What is it about? It’s the story of a woman who is strong and independent, needs no one, and is accustomed to being in control of every aspect of her world and a man who is used to be in control of every aspect of his world and who is the protector–he protects his friends, the people who work for him and his clients.  Because of the way she grew up and a shared experience in the past that was mutually defining for both of them,, she has trouble letting people in and letting down her guard, and he is dedicated to making sure she is always safe and protected. They are two strong personalities who clash repeatedly until they learn to work as team and transform from you and me to ‘we’.

Who is in it?  Elle is the female protagonist and she is like many of Shalvis’ strong female characters who can and do take care of themselves and find it difficult to build trust and emotional intimacy.  Archer is the male protagonist and he is a successful business owner who has until now been emotionally unavailable.  Elle and Archer met when she was sixteen and he was a rookie cop.  After that, Archer kept tabs on how she was doing, and then eleven years later she takes a job managing the building in which he has his office.  She’s been a presence in his life for a year when the story begins, and though all of their friends can clearly see the attraction between them, Elle and Archer have been ignoring it, but that changes when Archer asks Elle to assist him with one of his operations.  She agrees, something she has done several times in the past, but this time, neither of them can easily walk away from the other.  When trouble arrives in the form of Elle’s sister, Morgan (could she possibly star in her own book in this series at some point in the future?), Archer’s commitment to convincing Elle to take a chance on him solidifies.

The supporting cast of characters will be familiar to you if you have read any of the other books in this series, but it is not necessary to read these books in order.  For those who have, Finn, Willa, and Spence make appearances in this book, with Spence’s presence being the strongest of all (I would love to know if his story will be the focus of the next book in the series).  In fact, I learned a lot about Spence in this book.  He is not as fully drawn, of course, as Elle and Spence, but I felt like there was a good introduction to who he is and sets readers up nicely to anticipate his story.

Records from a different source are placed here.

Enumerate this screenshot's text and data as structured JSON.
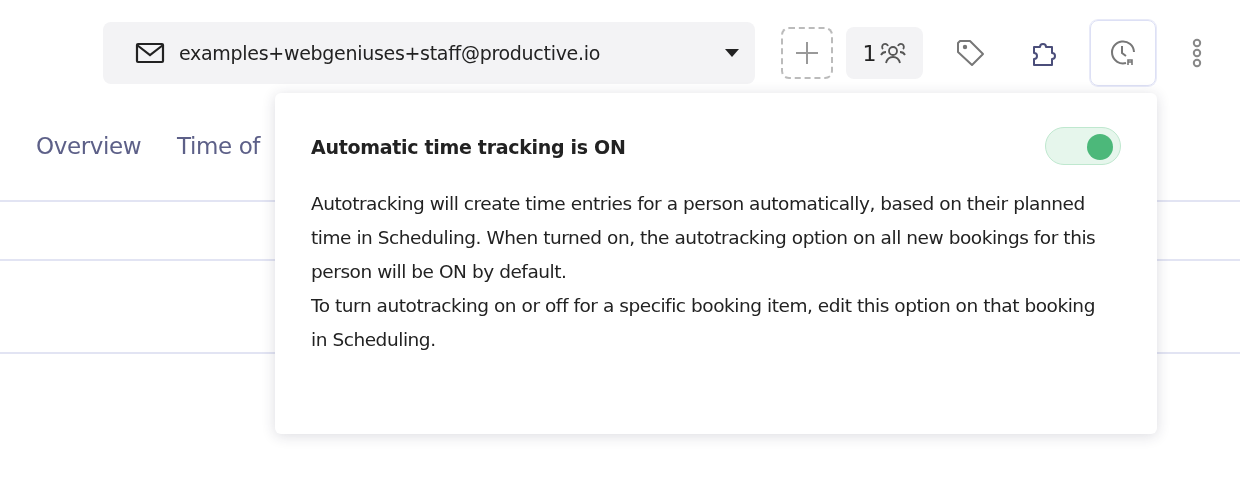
{
  "account_menu": {
    "label": "examples+webgeniuses+staff@productive.io"
  },
  "toolbar": [
    {
      "kind": "add",
      "active": false
    },
    {
      "kind": "people",
      "count": "1",
      "active": false
    },
    {
      "kind": "tag",
      "active": false
    },
    {
      "kind": "puzzle",
      "active": false
    },
    {
      "kind": "clock",
      "active": true
    },
    {
      "kind": "more",
      "active": false
    }
  ],
  "tabs": [
    {
      "label": "Overview",
      "selected": false
    },
    {
      "label": "Time of",
      "selected": false
    }
  ],
  "popover": {
    "title": "Automatic time tracking is ON",
    "on": true,
    "paragraphs": [
      "Autotracking will create time entries for a person automatically, based on their planned time in Scheduling. When turned on, the autotracking option on all new bookings for this person will be ON by default.",
      "To turn autotracking on or off for a specific booking item, edit this option on that booking in Scheduling."
    ]
  }
}
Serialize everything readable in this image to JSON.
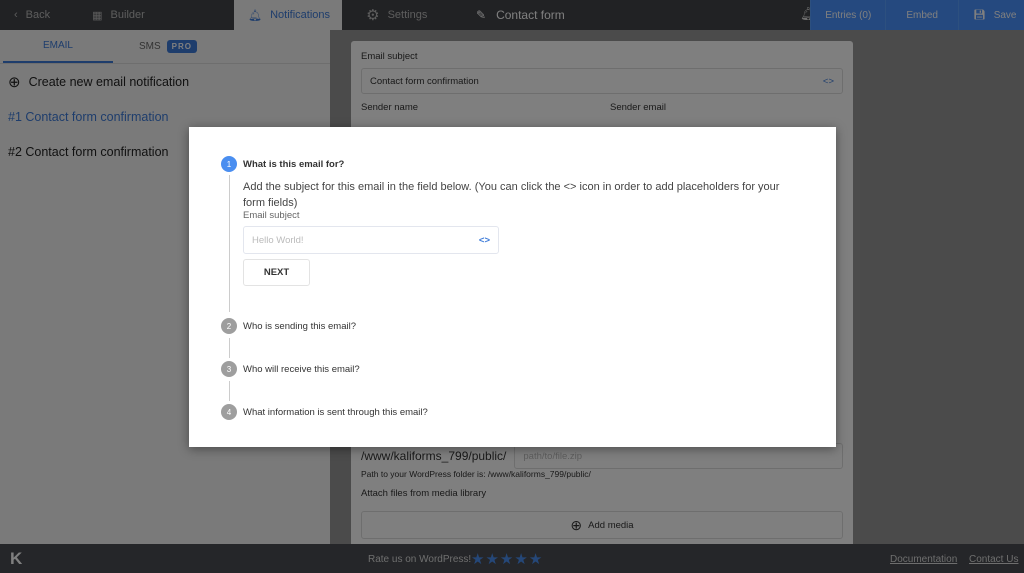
{
  "topbar": {
    "back": "Back",
    "builder": "Builder",
    "notifications": "Notifications",
    "settings": "Settings",
    "title": "Contact form",
    "entries": "Entries (0)",
    "embed": "Embed",
    "save": "Save"
  },
  "sidebar": {
    "tab_email": "EMAIL",
    "tab_sms": "SMS",
    "pro_badge": "PRO",
    "create": "Create new email notification",
    "items": [
      {
        "label": "#1 Contact form confirmation"
      },
      {
        "label": "#2 Contact form confirmation"
      }
    ]
  },
  "card": {
    "email_subject_label": "Email subject",
    "email_subject_value": "Contact form confirmation",
    "sender_name_label": "Sender name",
    "sender_email_label": "Sender email",
    "path_prefix": "/www/kaliforms_799/public/",
    "path_placeholder": "path/to/file.zip",
    "path_hint": "Path to your WordPress folder is: /www/kaliforms_799/public/",
    "attach_label": "Attach files from media library",
    "add_media": "Add media"
  },
  "modal": {
    "steps": [
      {
        "num": "1",
        "title": "What is this email for?"
      },
      {
        "num": "2",
        "title": "Who is sending this email?"
      },
      {
        "num": "3",
        "title": "Who will receive this email?"
      },
      {
        "num": "4",
        "title": "What information is sent through this email?"
      }
    ],
    "description": "Add the subject for this email in the field below. (You can click the <> icon in order to add placeholders for your form fields)",
    "field_label": "Email subject",
    "field_placeholder": "Hello World!",
    "next": "NEXT"
  },
  "footer": {
    "logo": "K",
    "rate": "Rate us on WordPress!",
    "stars": 5,
    "documentation": "Documentation",
    "contact": "Contact Us"
  },
  "colors": {
    "accent": "#4a8ef0",
    "star": "#4a8ef0"
  }
}
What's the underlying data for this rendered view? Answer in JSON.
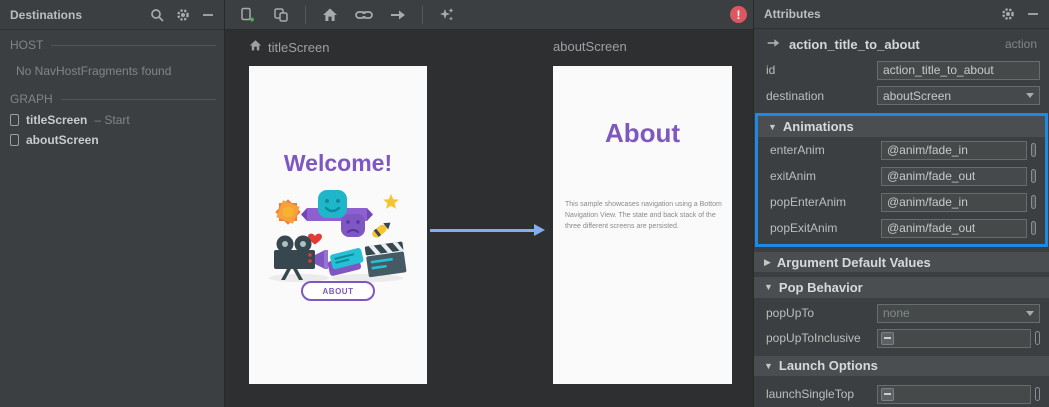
{
  "colors": {
    "accent_purple": "#7e57c2",
    "selection_blue": "#1e88e5",
    "arrow_blue": "#84acf0",
    "error_red": "#db5860",
    "panel_bg": "#3c3f41",
    "surface_bg": "#2d2f31",
    "card_bg": "#fafafa"
  },
  "destinations_panel": {
    "title": "Destinations",
    "host_label": "HOST",
    "host_empty": "No NavHostFragments found",
    "graph_label": "GRAPH",
    "items": [
      {
        "name": "titleScreen",
        "suffix": "– Start"
      },
      {
        "name": "aboutScreen",
        "suffix": ""
      }
    ]
  },
  "toolbar": {
    "icons": [
      "new-destination",
      "nested-graph",
      "assign-start-destination",
      "add-deep-link",
      "add-action",
      "auto-arrange"
    ],
    "error_badge": "!"
  },
  "surface": {
    "screens": [
      {
        "label": "titleScreen",
        "title": "Welcome!",
        "button": "ABOUT"
      },
      {
        "label": "aboutScreen",
        "title": "About",
        "body": "This sample showcases navigation using a Bottom Navigation View. The state and back stack of the three different screens are persisted."
      }
    ]
  },
  "attributes": {
    "title": "Attributes",
    "action_name": "action_title_to_about",
    "action_type": "action",
    "id_label": "id",
    "id_value": "action_title_to_about",
    "destination_label": "destination",
    "destination_value": "aboutScreen",
    "animations": {
      "title": "Animations",
      "rows": [
        {
          "label": "enterAnim",
          "value": "@anim/fade_in"
        },
        {
          "label": "exitAnim",
          "value": "@anim/fade_out"
        },
        {
          "label": "popEnterAnim",
          "value": "@anim/fade_in"
        },
        {
          "label": "popExitAnim",
          "value": "@anim/fade_out"
        }
      ]
    },
    "argument_defaults": {
      "title": "Argument Default Values"
    },
    "pop_behavior": {
      "title": "Pop Behavior",
      "popupto_label": "popUpTo",
      "popupto_value": "none",
      "inclusive_label": "popUpToInclusive"
    },
    "launch_options": {
      "title": "Launch Options",
      "single_top_label": "launchSingleTop"
    }
  }
}
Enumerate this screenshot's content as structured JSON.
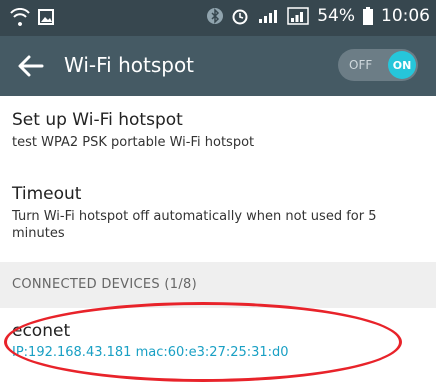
{
  "status_bar": {
    "left_icons": [
      "wifi-hotspot-icon",
      "gallery-icon"
    ],
    "battery_percent": "54%",
    "time": "10:06"
  },
  "app_bar": {
    "title": "Wi-Fi hotspot",
    "toggle_off_label": "OFF",
    "toggle_on_label": "ON",
    "toggle_state": "on"
  },
  "settings": {
    "setup": {
      "title": "Set up Wi-Fi hotspot",
      "subtitle": "test WPA2 PSK portable Wi-Fi hotspot"
    },
    "timeout": {
      "title": "Timeout",
      "subtitle": "Turn Wi-Fi hotspot off automatically when not used for 5 minutes"
    }
  },
  "connected": {
    "header": "CONNECTED DEVICES (1/8)",
    "devices": [
      {
        "name": "econet",
        "info": "IP:192.168.43.181  mac:60:e3:27:25:31:d0"
      }
    ]
  },
  "colors": {
    "status_bar": "#37474f",
    "app_bar": "#455a64",
    "accent": "#26c6da",
    "device_info": "#1aa0c4",
    "highlight": "#e8232a"
  }
}
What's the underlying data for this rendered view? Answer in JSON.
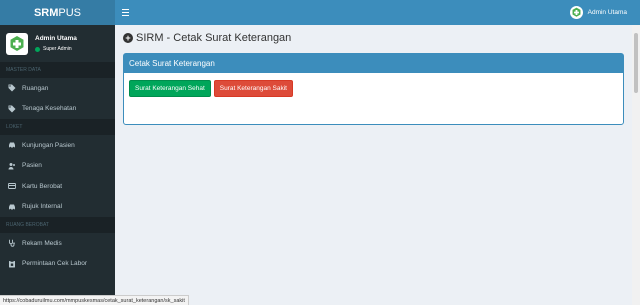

The story is told in third-person point of view and switches back and forth between Elle and Archer, though I would say a greater proportion of the story is told from Elle’s point of view.  I mentioned above that Archer character fits into the protector archetype.  That being said, I don’t think he’s a flat character, and neither is Elle.  Though they will both feel familiar to readers of romance, they aren’t colorless or cardboard copies of a character type.  There really are several moments during the story where I felt the emotion in a particular scene that Shalvis intended to evoke in readers.  Another thing that made this book satisfying to me?  Most readers of the genre are more than familiar with the typical plot pattern for a romance–girl meets boy, girl loses boy, girl gets boy back (or vice-versa, depending on who the main character is).  It’s the second part of that plot pattern-girl loses boy–that is quite often the most tiresome and disappointing aspect of most romances I read.  I understand why this moment always happen–it’s the crisis moment, the all-is-lost moment, that every book needs.  And yet for me it’s often the least enjoyable part because so frequently it’s just unbelievable.  But the good news is that the way that Accidentally on Purpose handles this moment wasn’t one that wanted me to throw the book (read: my e-reader) across the room and didn’t detract from my enjoyment of the book.

Final analysis? If you enjoy contemporary romance with engaging characters, give Accidentally on Purpose a try.  I have also read the first book in this series, Sweet Little Lies, and recommend it as well.  Jill Shalvis is a dependable author who will deliver a satisfying read, and if you are interested in reading more by her, I would also recommend her Lucky Harbor series.